INSTRUCTIONS TO FOLLOW –
Everything in the records below should be set down again, word for word.

RECORDS PROVIDED –

------------------------------------------------

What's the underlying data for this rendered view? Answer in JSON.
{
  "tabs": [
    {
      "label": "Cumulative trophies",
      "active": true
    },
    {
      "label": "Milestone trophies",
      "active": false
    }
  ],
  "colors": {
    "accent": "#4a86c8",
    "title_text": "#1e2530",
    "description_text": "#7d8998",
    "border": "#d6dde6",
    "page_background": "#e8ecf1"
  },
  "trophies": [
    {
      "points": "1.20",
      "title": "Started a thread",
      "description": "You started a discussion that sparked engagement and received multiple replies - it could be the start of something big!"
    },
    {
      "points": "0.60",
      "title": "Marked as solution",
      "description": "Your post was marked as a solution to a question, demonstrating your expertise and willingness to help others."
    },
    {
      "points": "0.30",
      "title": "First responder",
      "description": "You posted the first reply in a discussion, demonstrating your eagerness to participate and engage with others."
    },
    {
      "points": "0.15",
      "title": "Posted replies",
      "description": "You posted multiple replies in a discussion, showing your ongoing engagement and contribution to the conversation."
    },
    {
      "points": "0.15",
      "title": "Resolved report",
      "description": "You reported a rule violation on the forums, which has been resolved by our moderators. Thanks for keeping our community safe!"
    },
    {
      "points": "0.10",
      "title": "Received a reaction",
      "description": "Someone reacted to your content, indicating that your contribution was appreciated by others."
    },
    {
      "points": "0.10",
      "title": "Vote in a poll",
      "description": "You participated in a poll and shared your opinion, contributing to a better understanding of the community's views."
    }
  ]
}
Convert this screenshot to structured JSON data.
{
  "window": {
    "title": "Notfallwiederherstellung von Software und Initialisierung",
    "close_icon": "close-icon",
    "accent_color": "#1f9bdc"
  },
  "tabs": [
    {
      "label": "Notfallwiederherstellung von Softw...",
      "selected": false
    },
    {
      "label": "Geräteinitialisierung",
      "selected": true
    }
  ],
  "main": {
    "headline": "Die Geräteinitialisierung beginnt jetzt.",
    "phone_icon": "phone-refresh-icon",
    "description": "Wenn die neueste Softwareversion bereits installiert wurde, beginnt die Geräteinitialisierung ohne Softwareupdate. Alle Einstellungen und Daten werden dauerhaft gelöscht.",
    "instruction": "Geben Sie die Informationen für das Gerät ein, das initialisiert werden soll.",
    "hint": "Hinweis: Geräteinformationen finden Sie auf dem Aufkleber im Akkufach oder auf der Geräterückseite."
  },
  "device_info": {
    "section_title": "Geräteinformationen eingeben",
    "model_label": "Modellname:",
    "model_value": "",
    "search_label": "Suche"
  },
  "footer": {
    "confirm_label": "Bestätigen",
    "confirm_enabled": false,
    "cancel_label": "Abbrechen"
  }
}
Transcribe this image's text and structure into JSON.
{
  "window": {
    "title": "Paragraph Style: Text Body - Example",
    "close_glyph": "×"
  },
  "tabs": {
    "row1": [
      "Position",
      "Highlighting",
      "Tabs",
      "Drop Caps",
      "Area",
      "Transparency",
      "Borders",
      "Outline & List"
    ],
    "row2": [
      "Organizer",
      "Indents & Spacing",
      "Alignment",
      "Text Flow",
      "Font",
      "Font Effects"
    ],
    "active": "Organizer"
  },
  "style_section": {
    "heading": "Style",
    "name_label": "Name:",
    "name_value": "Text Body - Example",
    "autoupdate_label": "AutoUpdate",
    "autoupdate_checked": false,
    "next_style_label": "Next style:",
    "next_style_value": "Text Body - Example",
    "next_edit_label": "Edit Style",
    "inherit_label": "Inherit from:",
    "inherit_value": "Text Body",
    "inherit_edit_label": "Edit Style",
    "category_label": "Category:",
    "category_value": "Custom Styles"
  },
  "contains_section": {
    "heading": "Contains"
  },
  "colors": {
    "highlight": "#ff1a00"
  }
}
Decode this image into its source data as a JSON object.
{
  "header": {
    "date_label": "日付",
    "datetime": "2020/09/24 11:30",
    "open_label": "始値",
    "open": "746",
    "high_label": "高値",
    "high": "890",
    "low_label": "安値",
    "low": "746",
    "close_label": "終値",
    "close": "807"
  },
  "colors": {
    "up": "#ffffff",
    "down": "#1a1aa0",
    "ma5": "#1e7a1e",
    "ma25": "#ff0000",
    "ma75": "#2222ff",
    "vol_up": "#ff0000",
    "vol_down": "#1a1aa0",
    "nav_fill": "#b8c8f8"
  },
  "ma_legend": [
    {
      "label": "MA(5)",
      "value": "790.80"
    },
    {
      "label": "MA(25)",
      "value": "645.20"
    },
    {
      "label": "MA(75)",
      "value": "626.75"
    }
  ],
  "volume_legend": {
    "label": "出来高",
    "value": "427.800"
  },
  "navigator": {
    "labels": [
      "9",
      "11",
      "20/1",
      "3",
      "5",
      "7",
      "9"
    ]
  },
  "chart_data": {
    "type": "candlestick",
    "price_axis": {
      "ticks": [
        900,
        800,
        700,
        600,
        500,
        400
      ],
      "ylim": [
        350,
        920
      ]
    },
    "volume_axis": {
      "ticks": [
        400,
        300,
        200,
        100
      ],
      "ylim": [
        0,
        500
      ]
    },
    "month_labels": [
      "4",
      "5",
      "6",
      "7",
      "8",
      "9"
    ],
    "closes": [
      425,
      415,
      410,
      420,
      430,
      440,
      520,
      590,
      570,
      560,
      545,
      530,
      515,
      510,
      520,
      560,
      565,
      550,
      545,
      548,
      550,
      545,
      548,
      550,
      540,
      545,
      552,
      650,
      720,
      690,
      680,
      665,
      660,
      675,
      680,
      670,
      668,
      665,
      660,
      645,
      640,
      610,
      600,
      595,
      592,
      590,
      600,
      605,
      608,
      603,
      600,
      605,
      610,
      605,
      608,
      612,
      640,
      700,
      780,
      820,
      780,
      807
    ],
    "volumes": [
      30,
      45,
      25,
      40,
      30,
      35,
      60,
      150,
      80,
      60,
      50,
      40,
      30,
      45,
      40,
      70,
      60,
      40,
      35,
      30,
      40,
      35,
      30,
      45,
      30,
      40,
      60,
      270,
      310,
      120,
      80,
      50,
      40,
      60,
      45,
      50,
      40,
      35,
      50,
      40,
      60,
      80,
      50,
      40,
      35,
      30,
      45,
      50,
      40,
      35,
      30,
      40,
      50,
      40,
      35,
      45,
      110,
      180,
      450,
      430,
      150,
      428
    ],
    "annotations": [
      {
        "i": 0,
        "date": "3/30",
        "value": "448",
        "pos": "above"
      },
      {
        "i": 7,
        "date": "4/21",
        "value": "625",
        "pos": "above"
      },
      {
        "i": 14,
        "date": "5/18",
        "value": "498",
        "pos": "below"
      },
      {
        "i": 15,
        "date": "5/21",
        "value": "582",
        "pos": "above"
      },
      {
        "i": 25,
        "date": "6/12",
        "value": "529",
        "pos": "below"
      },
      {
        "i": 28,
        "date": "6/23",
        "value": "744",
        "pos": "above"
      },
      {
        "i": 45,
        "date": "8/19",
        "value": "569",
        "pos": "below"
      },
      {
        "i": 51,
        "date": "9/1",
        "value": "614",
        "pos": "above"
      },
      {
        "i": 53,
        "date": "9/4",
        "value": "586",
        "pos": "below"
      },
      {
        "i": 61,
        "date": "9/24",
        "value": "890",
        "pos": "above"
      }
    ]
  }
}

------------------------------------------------

YOUR SOLUTION –
What's the underlying data for this rendered view? Answer in JSON.
{
  "tabs": [
    {
      "label": "Cumulative trophies",
      "active": true
    },
    {
      "label": "Milestone trophies",
      "active": false
    }
  ],
  "colors": {
    "accent": "#4a86c8",
    "title_text": "#1e2530",
    "description_text": "#7d8998",
    "border": "#d6dde6",
    "page_background": "#e8ecf1"
  },
  "trophies": [
    {
      "points": "1.20",
      "title": "Started a thread",
      "description": "You started a discussion that sparked engagement and received multiple replies - it could be the start of something big!"
    },
    {
      "points": "0.60",
      "title": "Marked as solution",
      "description": "Your post was marked as a solution to a question, demonstrating your expertise and willingness to help others."
    },
    {
      "points": "0.30",
      "title": "First responder",
      "description": "You posted the first reply in a discussion, demonstrating your eagerness to participate and engage with others."
    },
    {
      "points": "0.15",
      "title": "Posted replies",
      "description": "You posted multiple replies in a discussion, showing your ongoing engagement and contribution to the conversation."
    },
    {
      "points": "0.15",
      "title": "Resolved report",
      "description": "You reported a rule violation on the forums, which has been resolved by our moderators. Thanks for keeping our community safe!"
    },
    {
      "points": "0.10",
      "title": "Received a reaction",
      "description": "Someone reacted to your content, indicating that your contribution was appreciated by others."
    },
    {
      "points": "0.10",
      "title": "Vote in a poll",
      "description": "You participated in a poll and shared your opinion, contributing to a better understanding of the community's views."
    }
  ]
}
Convert this screenshot to structured JSON data.
{
  "window": {
    "title": "Notfallwiederherstellung von Software und Initialisierung",
    "close_icon": "close-icon",
    "accent_color": "#1f9bdc"
  },
  "tabs": [
    {
      "label": "Notfallwiederherstellung von Softw...",
      "selected": false
    },
    {
      "label": "Geräteinitialisierung",
      "selected": true
    }
  ],
  "main": {
    "headline": "Die Geräteinitialisierung beginnt jetzt.",
    "phone_icon": "phone-refresh-icon",
    "description": "Wenn die neueste Softwareversion bereits installiert wurde, beginnt die Geräteinitialisierung ohne Softwareupdate. Alle Einstellungen und Daten werden dauerhaft gelöscht.",
    "instruction": "Geben Sie die Informationen für das Gerät ein, das initialisiert werden soll.",
    "hint": "Hinweis: Geräteinformationen finden Sie auf dem Aufkleber im Akkufach oder auf der Geräterückseite."
  },
  "device_info": {
    "section_title": "Geräteinformationen eingeben",
    "model_label": "Modellname:",
    "model_value": "",
    "search_label": "Suche"
  },
  "footer": {
    "confirm_label": "Bestätigen",
    "confirm_enabled": false,
    "cancel_label": "Abbrechen"
  }
}
Transcribe this image's text and structure into JSON.
{
  "window": {
    "title": "Paragraph Style: Text Body - Example",
    "close_glyph": "×"
  },
  "tabs": {
    "row1": [
      "Position",
      "Highlighting",
      "Tabs",
      "Drop Caps",
      "Area",
      "Transparency",
      "Borders",
      "Outline & List"
    ],
    "row2": [
      "Organizer",
      "Indents & Spacing",
      "Alignment",
      "Text Flow",
      "Font",
      "Font Effects"
    ],
    "active": "Organizer"
  },
  "style_section": {
    "heading": "Style",
    "name_label": "Name:",
    "name_value": "Text Body - Example",
    "autoupdate_label": "AutoUpdate",
    "autoupdate_checked": false,
    "next_style_label": "Next style:",
    "next_style_value": "Text Body - Example",
    "next_edit_label": "Edit Style",
    "inherit_label": "Inherit from:",
    "inherit_value": "Text Body",
    "inherit_edit_label": "Edit Style",
    "category_label": "Category:",
    "category_value": "Custom Styles"
  },
  "contains_section": {
    "heading": "Contains"
  },
  "colors": {
    "highlight": "#ff1a00"
  }
}
Decode this image into its source data as a JSON object.
{
  "header": {
    "date_label": "日付",
    "datetime": "2020/09/24 11:30",
    "open_label": "始値",
    "open": "746",
    "high_label": "高値",
    "high": "890",
    "low_label": "安値",
    "low": "746",
    "close_label": "終値",
    "close": "807"
  },
  "colors": {
    "up": "#ffffff",
    "down": "#1a1aa0",
    "ma5": "#1e7a1e",
    "ma25": "#ff0000",
    "ma75": "#2222ff",
    "vol_up": "#ff0000",
    "vol_down": "#1a1aa0",
    "nav_fill": "#b8c8f8"
  },
  "ma_legend": [
    {
      "label": "MA(5)",
      "value": "790.80"
    },
    {
      "label": "MA(25)",
      "value": "645.20"
    },
    {
      "label": "MA(75)",
      "value": "626.75"
    }
  ],
  "volume_legend": {
    "label": "出来高",
    "value": "427.800"
  },
  "navigator": {
    "labels": [
      "9",
      "11",
      "20/1",
      "3",
      "5",
      "7",
      "9"
    ]
  },
  "chart_data": {
    "type": "candlestick",
    "price_axis": {
      "ticks": [
        900,
        800,
        700,
        600,
        500,
        400
      ],
      "ylim": [
        350,
        920
      ]
    },
    "volume_axis": {
      "ticks": [
        400,
        300,
        200,
        100
      ],
      "ylim": [
        0,
        500
      ]
    },
    "month_labels": [
      "4",
      "5",
      "6",
      "7",
      "8",
      "9"
    ],
    "closes": [
      425,
      415,
      410,
      420,
      430,
      440,
      520,
      590,
      570,
      560,
      545,
      530,
      515,
      510,
      520,
      560,
      565,
      550,
      545,
      548,
      550,
      545,
      548,
      550,
      540,
      545,
      552,
      650,
      720,
      690,
      680,
      665,
      660,
      675,
      680,
      670,
      668,
      665,
      660,
      645,
      640,
      610,
      600,
      595,
      592,
      590,
      600,
      605,
      608,
      603,
      600,
      605,
      610,
      605,
      608,
      612,
      640,
      700,
      780,
      820,
      780,
      807
    ],
    "volumes": [
      30,
      45,
      25,
      40,
      30,
      35,
      60,
      150,
      80,
      60,
      50,
      40,
      30,
      45,
      40,
      70,
      60,
      40,
      35,
      30,
      40,
      35,
      30,
      45,
      30,
      40,
      60,
      270,
      310,
      120,
      80,
      50,
      40,
      60,
      45,
      50,
      40,
      35,
      50,
      40,
      60,
      80,
      50,
      40,
      35,
      30,
      45,
      50,
      40,
      35,
      30,
      40,
      50,
      40,
      35,
      45,
      110,
      180,
      450,
      430,
      150,
      428
    ],
    "annotations": [
      {
        "i": 0,
        "date": "3/30",
        "value": "448",
        "pos": "above"
      },
      {
        "i": 7,
        "date": "4/21",
        "value": "625",
        "pos": "above"
      },
      {
        "i": 14,
        "date": "5/18",
        "value": "498",
        "pos": "below"
      },
      {
        "i": 15,
        "date": "5/21",
        "value": "582",
        "pos": "above"
      },
      {
        "i": 25,
        "date": "6/12",
        "value": "529",
        "pos": "below"
      },
      {
        "i": 28,
        "date": "6/23",
        "value": "744",
        "pos": "above"
      },
      {
        "i": 45,
        "date": "8/19",
        "value": "569",
        "pos": "below"
      },
      {
        "i": 51,
        "date": "9/1",
        "value": "614",
        "pos": "above"
      },
      {
        "i": 53,
        "date": "9/4",
        "value": "586",
        "pos": "below"
      },
      {
        "i": 61,
        "date": "9/24",
        "value": "890",
        "pos": "above"
      }
    ]
  }
}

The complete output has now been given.